The hype around cryptocurrencies last year spilled over to NFTs, a form of speculative investing that attracted fans including former US first lady Melania Trump and Jamaican sprint great Usain Bolt.
Companies involved in this sector have also been backed by heavyweights Microsoft Corp and SoftBank Group Corp.
If the NYSE launches a new market, it will compete with market giant SuperRare, Rarible and NFT OpenSea, which was valued at $13.3 billion after its last funding round.
However, a NYSE spokesperson said it has no immediate plans to launch cryptocurrency or NFT trading.
“(The NYSE) regularly reviews new products and their impact on our brands and protects our intellectual property rights accordingly,” the spokesperson added.
NFTs have left many perplexed as to why so much money is spent on items that don’t physically exist. Some also believe that the industry is saturated with scammers and too often rewards poor quality viral art.
The NYSE hit its first round of NFTs in April last year, commemorating the first trades of six “notable” listings.

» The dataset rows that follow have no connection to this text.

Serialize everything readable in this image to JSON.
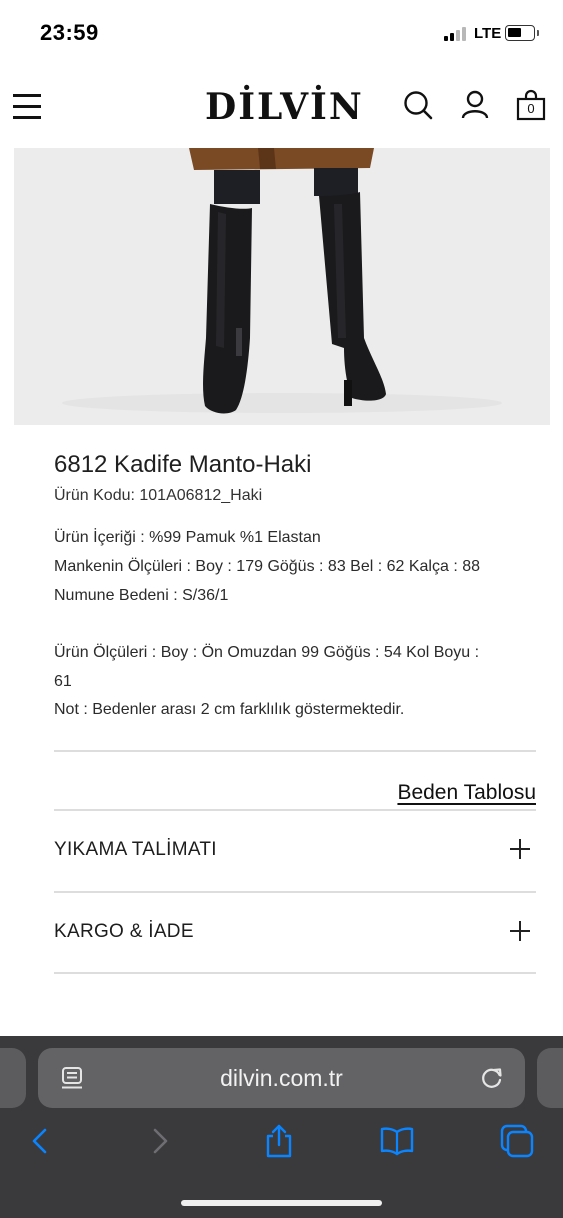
{
  "status_bar": {
    "time": "23:59",
    "network": "LTE"
  },
  "header": {
    "logo": "DİLVİN",
    "cart_count": "0"
  },
  "product": {
    "title": "6812 Kadife Manto-Haki",
    "code": "Ürün Kodu: 101A06812_Haki",
    "content": "Ürün İçeriği : %99 Pamuk %1 Elastan",
    "model_measurements": "Mankenin Ölçüleri : Boy : 179 Göğüs : 83 Bel : 62 Kalça : 88",
    "sample_size": "Numune Bedeni : S/36/1",
    "product_measurements_line1": "Ürün Ölçüleri : Boy : Ön Omuzdan 99 Göğüs : 54 Kol Boyu :",
    "product_measurements_line2": "61",
    "note": "Not : Bedenler arası 2 cm farklılık göstermektedir."
  },
  "size_chart_link": "Beden Tablosu",
  "accordions": [
    {
      "label": "YIKAMA TALİMATI"
    },
    {
      "label": "KARGO & İADE"
    }
  ],
  "browser": {
    "url": "dilvin.com.tr"
  },
  "colors": {
    "boot_black": "#1a1a1c",
    "coat_brown": "#7a4a25",
    "safari_bar": "#3a3a3c",
    "safari_blue": "#0a84ff"
  }
}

The exchange’s filing says it could also enter the metaverse, as it seeks to provide “virtual reality, augmented reality, and mixed reality software.”
The metaverse refers to shared and immersive digital environments accessed through virtual reality or augmented reality headsets or computer screens.
Besides NFTs, the exchange would also provide “an online marketplace for buyers, sellers and traders of virtual and digital assets, works of art,” he said in a filing with the United States Patent and Trademark Office dated February 10.